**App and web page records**
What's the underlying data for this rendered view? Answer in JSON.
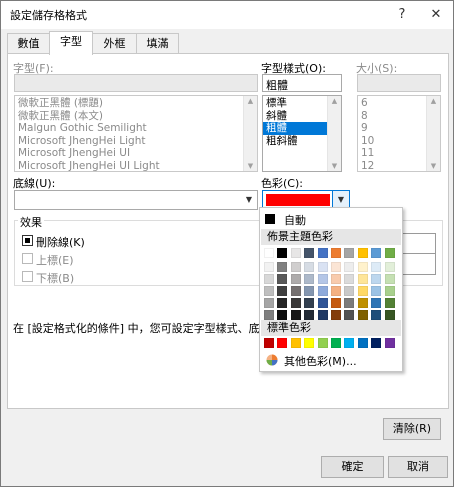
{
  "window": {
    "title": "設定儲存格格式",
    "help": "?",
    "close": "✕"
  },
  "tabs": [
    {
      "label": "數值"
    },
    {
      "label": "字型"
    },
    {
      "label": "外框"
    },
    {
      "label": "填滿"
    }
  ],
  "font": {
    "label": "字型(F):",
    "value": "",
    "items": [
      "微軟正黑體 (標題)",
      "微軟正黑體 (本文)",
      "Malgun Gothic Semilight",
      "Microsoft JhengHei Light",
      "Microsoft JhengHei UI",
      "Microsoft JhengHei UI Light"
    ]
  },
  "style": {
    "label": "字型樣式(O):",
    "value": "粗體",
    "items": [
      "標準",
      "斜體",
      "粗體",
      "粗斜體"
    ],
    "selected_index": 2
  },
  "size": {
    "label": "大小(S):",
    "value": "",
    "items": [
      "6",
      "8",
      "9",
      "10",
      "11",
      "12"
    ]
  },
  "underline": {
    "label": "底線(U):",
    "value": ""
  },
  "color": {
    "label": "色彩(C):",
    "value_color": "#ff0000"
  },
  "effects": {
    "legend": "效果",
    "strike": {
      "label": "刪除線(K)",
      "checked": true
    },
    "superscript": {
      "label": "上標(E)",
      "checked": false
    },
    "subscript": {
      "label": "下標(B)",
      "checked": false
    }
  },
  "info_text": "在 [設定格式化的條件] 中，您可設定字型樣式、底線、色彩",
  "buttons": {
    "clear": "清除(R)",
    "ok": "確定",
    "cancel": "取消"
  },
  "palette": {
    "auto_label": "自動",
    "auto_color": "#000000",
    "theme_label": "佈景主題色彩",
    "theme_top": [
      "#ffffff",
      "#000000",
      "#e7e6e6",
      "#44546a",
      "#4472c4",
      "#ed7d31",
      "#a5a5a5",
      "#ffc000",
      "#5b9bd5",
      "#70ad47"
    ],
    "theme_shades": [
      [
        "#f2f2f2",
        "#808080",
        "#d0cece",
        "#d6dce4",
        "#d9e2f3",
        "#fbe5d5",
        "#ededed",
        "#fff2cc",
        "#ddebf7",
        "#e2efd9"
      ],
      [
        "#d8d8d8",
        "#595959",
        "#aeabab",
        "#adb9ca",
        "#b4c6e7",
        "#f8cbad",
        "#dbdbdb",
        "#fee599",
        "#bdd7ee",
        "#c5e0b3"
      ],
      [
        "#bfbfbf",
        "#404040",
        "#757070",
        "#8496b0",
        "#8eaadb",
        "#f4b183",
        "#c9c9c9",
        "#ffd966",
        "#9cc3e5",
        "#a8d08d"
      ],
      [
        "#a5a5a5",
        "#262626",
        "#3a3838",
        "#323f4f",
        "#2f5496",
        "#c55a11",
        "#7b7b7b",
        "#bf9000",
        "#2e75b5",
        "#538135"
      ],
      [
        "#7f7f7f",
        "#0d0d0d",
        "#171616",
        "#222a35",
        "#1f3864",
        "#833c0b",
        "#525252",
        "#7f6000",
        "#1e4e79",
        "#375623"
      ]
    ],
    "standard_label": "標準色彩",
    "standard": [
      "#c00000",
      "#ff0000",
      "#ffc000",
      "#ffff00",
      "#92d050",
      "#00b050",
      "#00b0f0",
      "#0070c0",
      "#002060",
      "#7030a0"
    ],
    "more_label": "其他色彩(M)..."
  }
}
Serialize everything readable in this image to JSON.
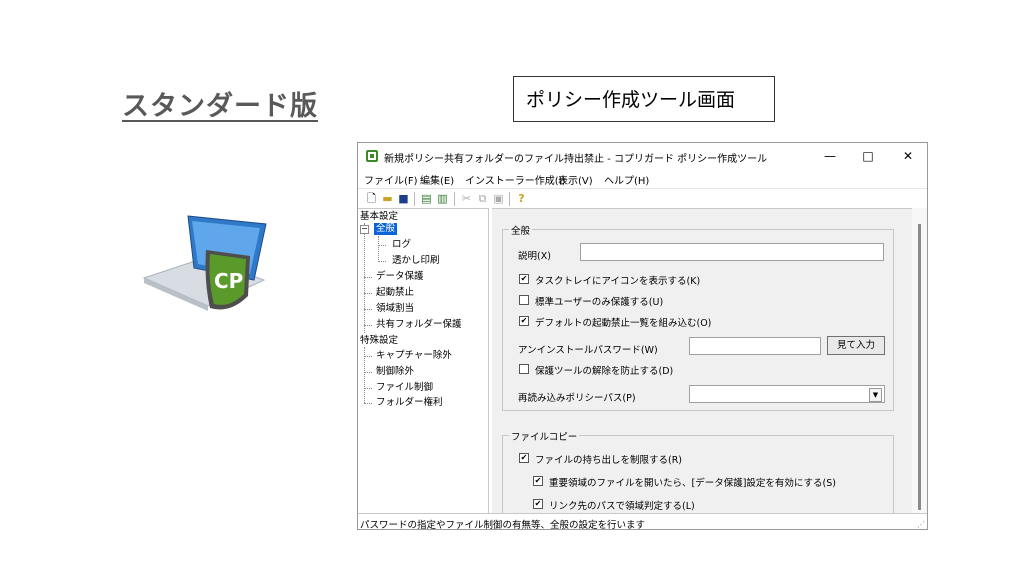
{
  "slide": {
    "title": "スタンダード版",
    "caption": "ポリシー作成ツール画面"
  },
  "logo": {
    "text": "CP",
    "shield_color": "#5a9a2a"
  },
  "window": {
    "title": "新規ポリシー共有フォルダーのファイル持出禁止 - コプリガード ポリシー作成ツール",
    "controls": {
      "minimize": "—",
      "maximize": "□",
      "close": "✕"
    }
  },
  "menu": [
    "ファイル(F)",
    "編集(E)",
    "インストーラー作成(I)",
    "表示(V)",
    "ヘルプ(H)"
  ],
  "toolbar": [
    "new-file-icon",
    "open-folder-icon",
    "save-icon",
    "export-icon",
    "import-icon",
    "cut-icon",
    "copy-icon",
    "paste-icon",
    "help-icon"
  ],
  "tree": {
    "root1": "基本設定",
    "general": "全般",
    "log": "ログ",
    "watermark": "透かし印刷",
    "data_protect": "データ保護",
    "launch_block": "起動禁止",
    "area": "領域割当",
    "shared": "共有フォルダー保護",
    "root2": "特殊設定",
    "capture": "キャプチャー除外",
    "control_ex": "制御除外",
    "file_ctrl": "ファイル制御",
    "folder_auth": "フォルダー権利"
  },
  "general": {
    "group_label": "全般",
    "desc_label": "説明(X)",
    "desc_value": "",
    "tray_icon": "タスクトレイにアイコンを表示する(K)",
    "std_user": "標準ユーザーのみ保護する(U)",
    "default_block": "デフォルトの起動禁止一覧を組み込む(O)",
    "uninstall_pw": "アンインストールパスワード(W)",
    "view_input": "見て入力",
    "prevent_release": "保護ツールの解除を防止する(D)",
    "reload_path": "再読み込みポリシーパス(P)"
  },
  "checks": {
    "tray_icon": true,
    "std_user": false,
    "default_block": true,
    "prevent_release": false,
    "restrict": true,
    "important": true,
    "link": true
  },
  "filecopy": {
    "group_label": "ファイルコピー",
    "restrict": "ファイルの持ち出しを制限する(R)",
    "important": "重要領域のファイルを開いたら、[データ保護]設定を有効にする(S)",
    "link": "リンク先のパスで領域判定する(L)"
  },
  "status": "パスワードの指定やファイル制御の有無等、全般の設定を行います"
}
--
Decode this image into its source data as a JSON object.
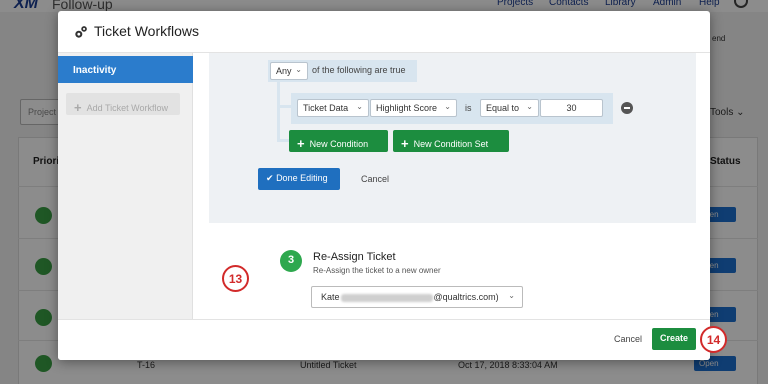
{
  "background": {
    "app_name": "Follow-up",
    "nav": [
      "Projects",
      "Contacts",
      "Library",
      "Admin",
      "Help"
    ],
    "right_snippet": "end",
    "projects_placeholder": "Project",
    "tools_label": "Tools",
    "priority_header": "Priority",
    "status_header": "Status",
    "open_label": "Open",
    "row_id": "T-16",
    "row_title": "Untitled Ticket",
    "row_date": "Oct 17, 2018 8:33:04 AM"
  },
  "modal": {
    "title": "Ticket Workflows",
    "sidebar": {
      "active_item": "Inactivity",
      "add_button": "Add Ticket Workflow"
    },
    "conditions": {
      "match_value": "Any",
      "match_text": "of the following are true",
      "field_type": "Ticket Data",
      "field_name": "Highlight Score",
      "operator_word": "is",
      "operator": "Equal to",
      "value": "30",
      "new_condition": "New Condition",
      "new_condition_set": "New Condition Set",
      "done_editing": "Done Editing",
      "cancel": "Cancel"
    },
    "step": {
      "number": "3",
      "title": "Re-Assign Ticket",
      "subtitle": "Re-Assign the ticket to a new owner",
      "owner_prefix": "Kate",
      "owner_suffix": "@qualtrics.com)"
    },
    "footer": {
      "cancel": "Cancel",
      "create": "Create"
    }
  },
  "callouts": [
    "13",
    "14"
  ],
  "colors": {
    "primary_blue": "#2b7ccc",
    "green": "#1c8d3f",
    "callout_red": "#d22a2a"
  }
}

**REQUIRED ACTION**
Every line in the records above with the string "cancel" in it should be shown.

**FINISHED TASK**
    "cancel": "取消"
      "cancel": "Cancel"
      "cancel": "Cancel",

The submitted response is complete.